Should Your Startup Outsource Tech? 4 Questions to Help You Decide.
Many points of views exist on the subject of whether to build your product in-house or use outsourced teams. I’ve personally experienced both sides -- creating products through outsourced teams, and, in previous ventures, creating them in-house. At my current company, we do the outsourcing: I work as the co-founder of an outsourced technical company to startups.
So, I've experienced both sides of the coin. I've experienced the pros and cons of each option and have consulted many times with those looking to quickly get their first product out to their target audience with the goal of validating it and achieving product/market fit.
Along the way, I've learned the questions to ask, to decide whether to outsource your product development or build it in-house.
1. What are your business objectives?
The foremost factors in determining what product development approach to take are your business goals and objectives -- and your product type. Are you building a product that has never been successfully attempted before? Or are you only building a better mousetrap? For the former, you're facing many uncertainties pertaining to concept validation and product/market fit, as your hypothesis has yet to be proven by any existing product on the market.
Are you willing to take the risk upfront by hiring a team in-house on an unproven concept or idea? In this scenario, startups tend to outsource.
If your product falls into the second category, your risks are much lower since the product idea has already been proven through existing successful products. Now, it’s up to you and your capability to sell the idea to potential customers and iterate on the product development.
2. What is your equity dilution?
While there are many merits to building a business with a co-founder, plenty of successful businesses are run by solo entrepreneurs as well.
Are you comfortable sharing a large part of your company's equity with others? If not, you’re probably better off building the business on your own. Co-founders with complementary skills bring many benefits to running the business, but if you’re the idea or marketing person, you can simply outsource the tech portion in the initial stages of your startup without any equity dilution.
Then, once you’ve achieved product/market fit, you can hire a team to continue building the product in-house. This will help you determine whether you can manage the technical side of things during the first phase of product development.
3. What's your time to market?
I've never known a single startup or entrepreneur that wants to get to market later than sooner. However, there can be many to whom getting there fairly quickly is especially crucial. In those cases, outsourcing product development is the obvious choice.
Building a product in-house requires a team composed of a business analyst, UI/UX designer, engineers and quality assurance professionals. Each of these roles is highly specialized and key to any product development.
Getting a team ready in-house, on the other hand, can take anywhere from three to six months. You can actually get your product to market within that same time frame if you outsource.

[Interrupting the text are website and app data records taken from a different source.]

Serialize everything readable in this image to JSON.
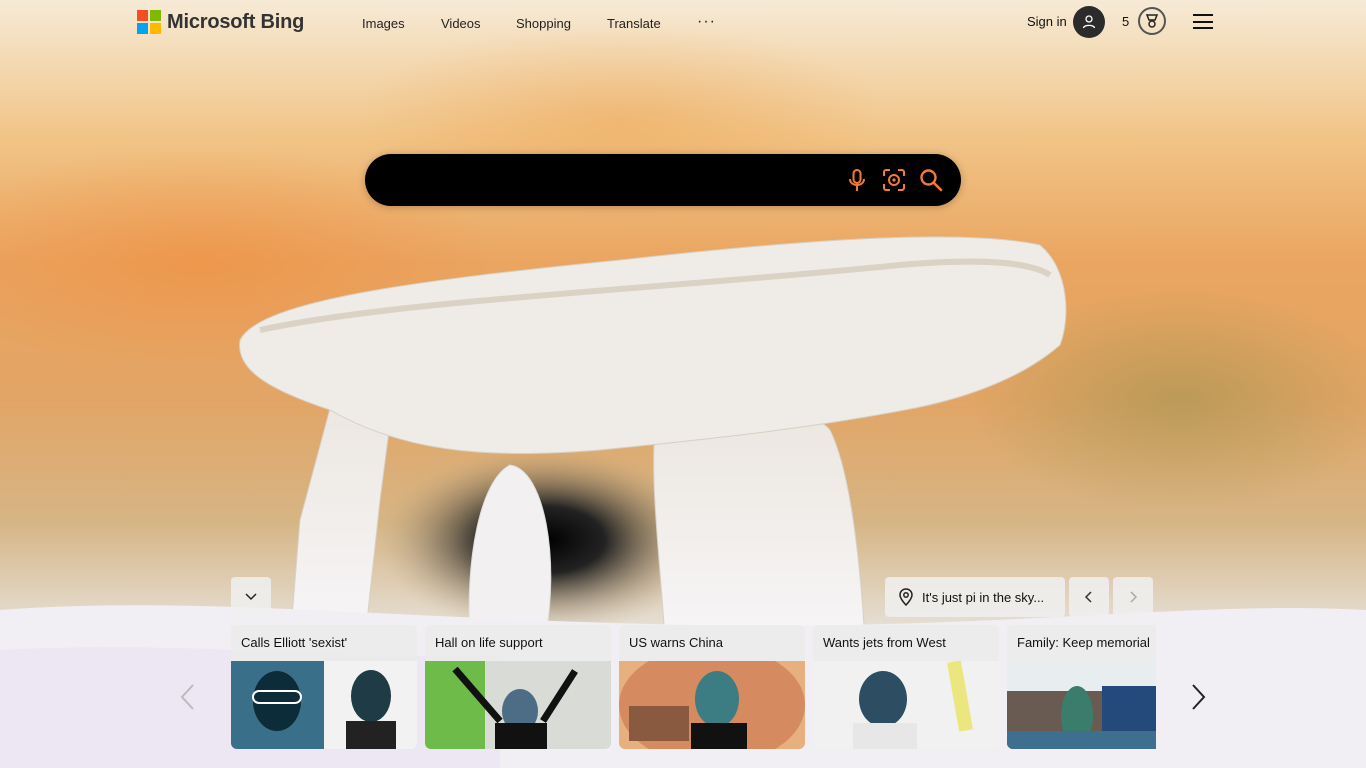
{
  "brand": {
    "logo_text": "Microsoft Bing",
    "colors": [
      "#f25022",
      "#7fba00",
      "#00a4ef",
      "#ffb900"
    ]
  },
  "nav": {
    "items": [
      "Images",
      "Videos",
      "Shopping",
      "Translate"
    ],
    "more_label": "···"
  },
  "account": {
    "signin_label": "Sign in",
    "rewards_points": "5"
  },
  "search": {
    "placeholder": "",
    "value": "",
    "accent": "#f47a3a"
  },
  "image_info": {
    "location_caption": "It's just pi in the sky..."
  },
  "news": {
    "cards": [
      {
        "title": "Calls Elliott 'sexist'"
      },
      {
        "title": "Hall on life support"
      },
      {
        "title": "US warns China"
      },
      {
        "title": "Wants jets from West"
      },
      {
        "title": "Family: Keep memorial"
      }
    ]
  },
  "icons": [
    "microphone-icon",
    "visual-search-icon",
    "search-icon",
    "chevron-down-icon",
    "location-pin-icon",
    "chevron-left-icon",
    "chevron-right-icon",
    "user-icon",
    "rewards-icon",
    "hamburger-menu-icon"
  ]
}
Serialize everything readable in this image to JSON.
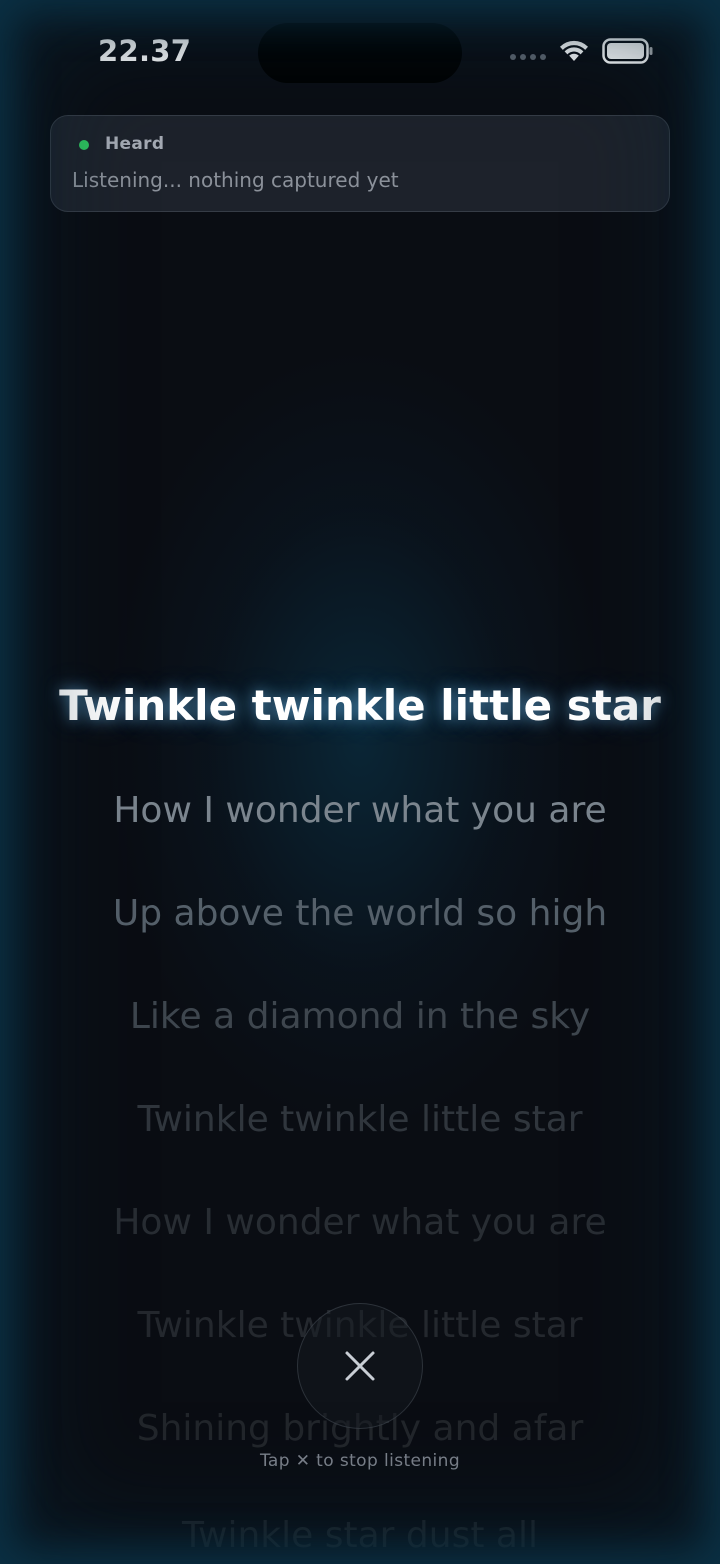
{
  "status_bar": {
    "time": "22.37",
    "icons": [
      "cellular-dots-icon",
      "wifi-icon",
      "battery-icon"
    ]
  },
  "heard_card": {
    "title": "Heard",
    "text": "Listening... nothing captured yet",
    "indicator_color": "#2fc45f"
  },
  "lyrics": [
    {
      "text": "Twinkle twinkle little star",
      "active": true
    },
    {
      "text": "How I wonder what you are",
      "active": false
    },
    {
      "text": "Up above the world so high",
      "active": false
    },
    {
      "text": "Like a diamond in the sky",
      "active": false
    },
    {
      "text": "Twinkle twinkle little star",
      "active": false
    },
    {
      "text": "How I wonder what you are",
      "active": false
    },
    {
      "text": "Twinkle twinkle little star",
      "active": false
    },
    {
      "text": "Shining brightly and afar",
      "active": false
    },
    {
      "text": "Twinkle star dust all",
      "active": false
    }
  ],
  "stop_control": {
    "icon": "close-icon",
    "hint": "Tap ✕ to stop listening"
  },
  "colors": {
    "background": "#0a0d13",
    "accent_glow": "#0b3246",
    "active_lyric": "#ffffff"
  }
}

4. What's your funding availability?
Having sufficient funds can have an impact on your decision to outsource or build in-house. Most projects are outsourced primarily for budgetary reasons. Needless to say, it’s far more inexpensive to outsource the first version of your product.
Some of the most popular products today were outsourced in their initial days: Examples include Fab.com and the more recent Slack, valued at $2.8 billion.
Accomplishing the right product/market fit in the initial stages of your startup, then, should be of primary importance. So, if outsourcing tech helps you get to market more quickly and at a lesser cost, follow that strategy, to the point where you can determine customer demand for your product.
Along the way, as you ask these questions to help determine your choice, don’t get bogged down with merits or demerits, as each option has its own set of both.
Entrepreneur Editors' Picks
Kale Was a Garnish Before This Creative Genius Made It Famous. Here's How She Did It — and What She's Planning Next.
Telling Your Brand Story Is Crucial. 4 Steps to Ensure That It Resonates.
This Baker Was Told Not to Speak Spanish With Colleagues, So She Started Her Own Cake Company That Values Employees Just as Much as Customers
Improving Yourself Takes 9.6 Minutes of Work Each Day
Meet the Women Behind Some of McDonald's Most Iconic (and Essential) Ingredients — and How They're Setting New Standards
Remote Work Shouldn't Be Up for Debate
Employees Are Over Foosball Tables and Free Snacks. Your Company Culture Needs This Instead.